New York Times Article Recognizes Tulsa As A High-Tech Community


Sunday, July 23rd 2000, 12:00 am
By: News On 6


People across the country are recognizing Tulsa as a superpower in the tech world.

A recent New York Times headline said, "A Gusher of Technology in Downtown Tulsa."

The nation knew Oklahoma, especially Tulsa was home to big players, during oil's golden age.

"Any time you are based on one industry, there will be booms or busts," says Michael Hightower, Tulsa Chamber of Commerce.

After the bust, business and oil leaders pooled oil company workers who worked with computers or on the technical side, and started a technology boom.

A recent New York Times article called Tulsa a "telecommunications superpower."

It said Tulsa had "elegant close-in urban neighborhoods ideal for skilled professionals and managers. And an attractive civic infrastructure that includes a respectable ballet, an orchestra and art museums that far outpace its larger, cross-state rival, Oklahoma City, and other similarly sized Southwestern cities."

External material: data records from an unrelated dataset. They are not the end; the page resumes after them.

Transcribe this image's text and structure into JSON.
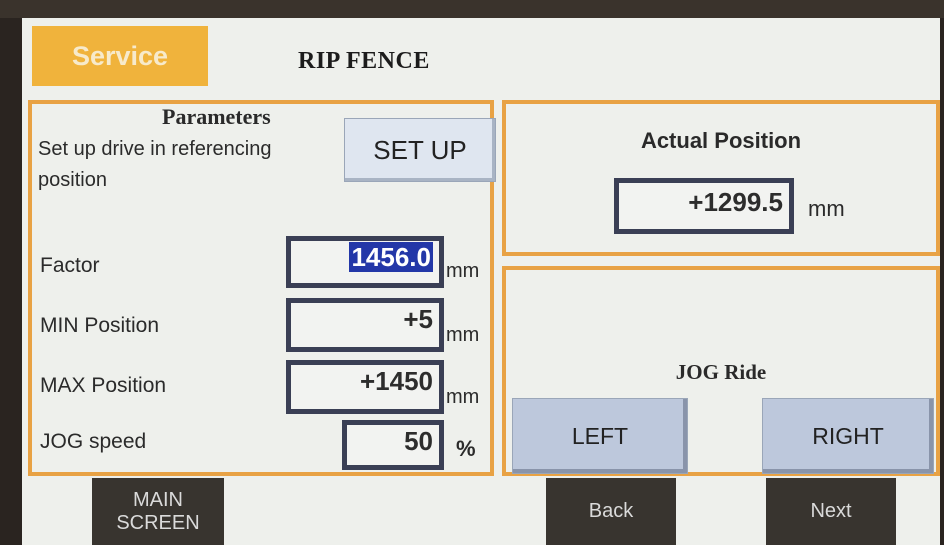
{
  "header": {
    "service_tab": "Service",
    "title": "RIP FENCE"
  },
  "parameters": {
    "title": "Parameters",
    "setup_text": "Set up drive in referencing position",
    "setup_button": "SET UP",
    "rows": [
      {
        "label": "Factor",
        "value": "1456.0",
        "unit": "mm"
      },
      {
        "label": "MIN Position",
        "value": "+5",
        "unit": "mm"
      },
      {
        "label": "MAX Position",
        "value": "+1450",
        "unit": "mm"
      },
      {
        "label": "JOG speed",
        "value": "50",
        "unit": "%"
      }
    ]
  },
  "actual": {
    "title": "Actual Position",
    "value": "+1299.5",
    "unit": "mm"
  },
  "jog": {
    "title": "JOG Ride",
    "left": "LEFT",
    "right": "RIGHT"
  },
  "nav": {
    "main_line1": "MAIN",
    "main_line2": "SCREEN",
    "back": "Back",
    "next": "Next"
  },
  "colors": {
    "accent": "#f0b33c",
    "border": "#e8a244",
    "selection": "#2337a8",
    "nav_bg": "#38342f"
  }
}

The New York Times article also pointed out that the Tulsa area accounts for up to seventy percent of Oklahoma's high-tech employees and revenues.

"I think it does send a message to companies out there, looking to expand, that we have real strong infrastructure here and we are ready to accommodate," says Hightower.

Williams became big in the oil business in the early 1900's, now Williams Communications is building new offices downtown. Four years ago, they had about 200 employees.

Williams Communications now has 5,000 employees and are expected to have more than ten thousand in five years.

"They did a brilliant thing running fiber optic cable through old pipelines," says Hightower.

As education programs focusing on technology grow in our area, so are smaller businesses.

Pinnacle Business Systems in Tulsa has written software for IBM, and continues to expand.

Former TU football coach, Dave Rader is the director of sales at Pinnacle.

"There is talent in this city and there are people who are in the industry making things happen. And you know what, it's happening right in the heartland, right in Tulsa, Oklahoma. It's just not oil anymore, this is digital revolution and Tulsa is writing part of it," says Rader.

And riding the wave of national recognition.